One take away for me from interviewing public officials and figures is not to be “grateful” or “thankful for the time of day,” but a polite thank you is generally enough. I and any other interviewer is doing their job by asking questions and it is appropriate public officials and figures are held accountable for their actions that carry influence. I should never consider holding back on a question or leave a debatable assertion by the person interviewed to go unchecked because I am doing the audience, viewer, or reader a disservice by not doing my job. If I am not doing my job then I need to be held accountable by them.
I think showing the simple polite courtesy is needed and expected when talking to people about especially personal matters.
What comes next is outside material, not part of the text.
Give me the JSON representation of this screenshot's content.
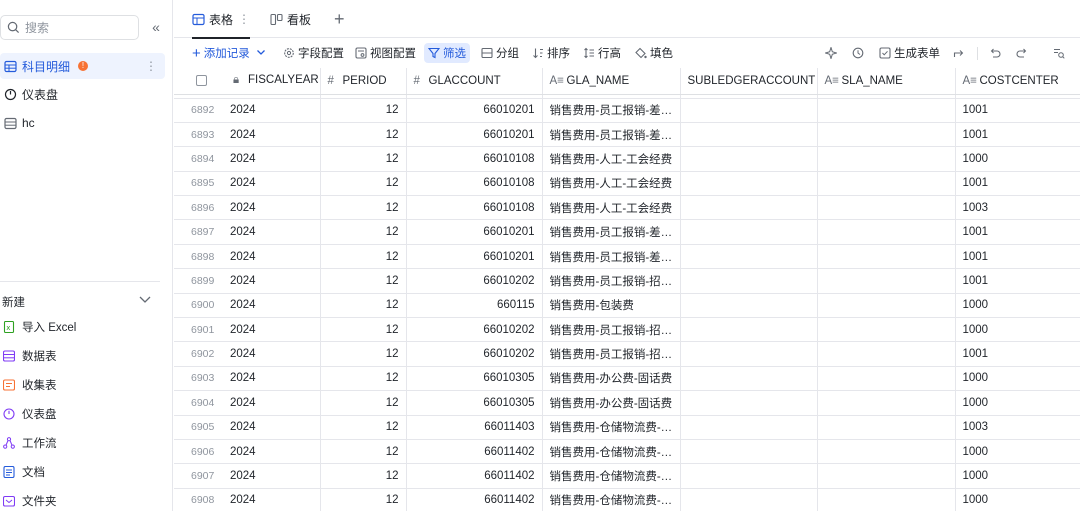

I felt this way very much when interviewing survivors of mass shootings and people who have lost people close to them because of drug addiction.
The parts of a job that invoke emotion and reflection are usually tests to determine if someone can manage the troubling, depressing, and hard to watch moments of the job they want to do. It is similar to a medical or veterinarian student who is tested with dissection or viewing a surgery to see if they may faint or have difficulty seeing the discouraging side of the profession they are studying for. I faced this type of test when I worked on in-depth article on opioid addiction in Westchester County.
As I sat barely a foot away from Stephanie Marquesano interviewing her about her son Harris who died at 19 years old after years of struggling with drug addiction and an anxiety disorder I will fully admit it was tough to hear. I dare someone to listen to a mother describe losing her son and come away unmoved in some way. I think the emotions hearing and reporting on these stories are what guides us when writing, filming, editing, or deciding on wording for social media copy.
The details that makeup a story or a specific person that incites an emotional response from us or ponder what they have said is what should go into the article. Odds are they will have the same effect on the reader as it did on you.
I look back on the past several months as how most of the interviews for the article on the Voices 4 Chechnya Rally and March were conducted. Me walking over forty blocks from lower Manhattan to Trump World Tower while interviewing over ten people in between.
A start, numerous points in between, and an ending.
My first interview for an article initially unsure of what questions I should ask, but as time went on I learned how to better frame my questions, prepare for short periods of time to interview someone, channel the emotions the work I was doing invoked and utilize them to create a story that would have the same effect on the reader, and finally, to be confident about every action I took in creating the work I am proud to have reported on.
What was once a fear of talking to people is now a passion for interviewing that gives me joy, inspiration, and motivation to learn. To be able to channel this passion into a forging a career or even a small part of my job position’s responsibilities would be something I could not pass up.
So let me ask you a question. Can I interview you?